28% of stay-at-home moms reported depression “a lot of the day” when asked about the day before.
In a Gallup analysis of more than 60,000 U.S. women, stay-at-home moms (SAHMs, non-employed women with children under 18 at home) were more likely to report depression, sadness, and anger than their employed counterparts.
The 2012 survey also asked both groups to share how much they smiled, experienced happiness or enjoyment, or learned something interesting during the day. While middle- and high-income SAHMs reported about the same level of emotional wellbeing as employed moms, low-income SAHMs (annual household incomes lower than $36,000) did worse on all of these items. Employed moms reported doing as well as employed women without children at home in all areas, possibly suggesting, says the report, that “formal employment, or the income associated with it, has emotional benefits for mothers.”

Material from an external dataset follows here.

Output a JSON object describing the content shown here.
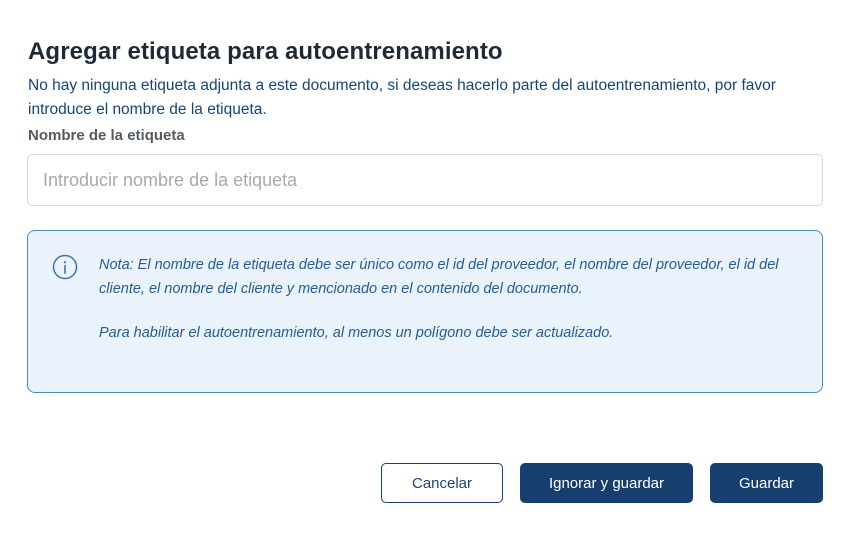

Employment isn’t always a possibility, but if you’re a SAHM—by choice or circumstances—seek out experiences that emulate the benefits of a workplace or combat negative emotions you may be feeling.
Need adult conversation?
- Join a mother’s group at a recreation center or place of worship that also provides childcare. Search for local groups at mops.org, moxie-moms.com, or meetup.com.
- Find a dependable sitter or do a childcare swap with another SAHM.
- Call a friend or connect with a mentor.
Need recognition or new experiences?
- Sign up for a class in a new area of interest; there are many online if leaving home isn’t possible or adds stress.
- Explore a new area of town with the kids. Are you stuck in your Wash Park habits? Head to Old Towne Arvada or Historic Littleton. Explore Greenwood Village parks or take a drive to Golden for a picnic.
- Volunteer in the classroom or for a favorite organization.
- Attend free classes or seminars at your local library.
Need inspiration or an outlet for frustration
- Exercise. Signing up for a fitness class (many provide childcare) will make you accountable for showing up, but if it adds more stress, just a simple walk or bike ride around the neighborhood will do.
- Listen to inspiring podcasts or play Ted Talks while you do household chores.
Need to reduce that overwhelming feeling?
- Prioritize the items on your to-do list. Eliminate the unnecessary or delegate some tasks.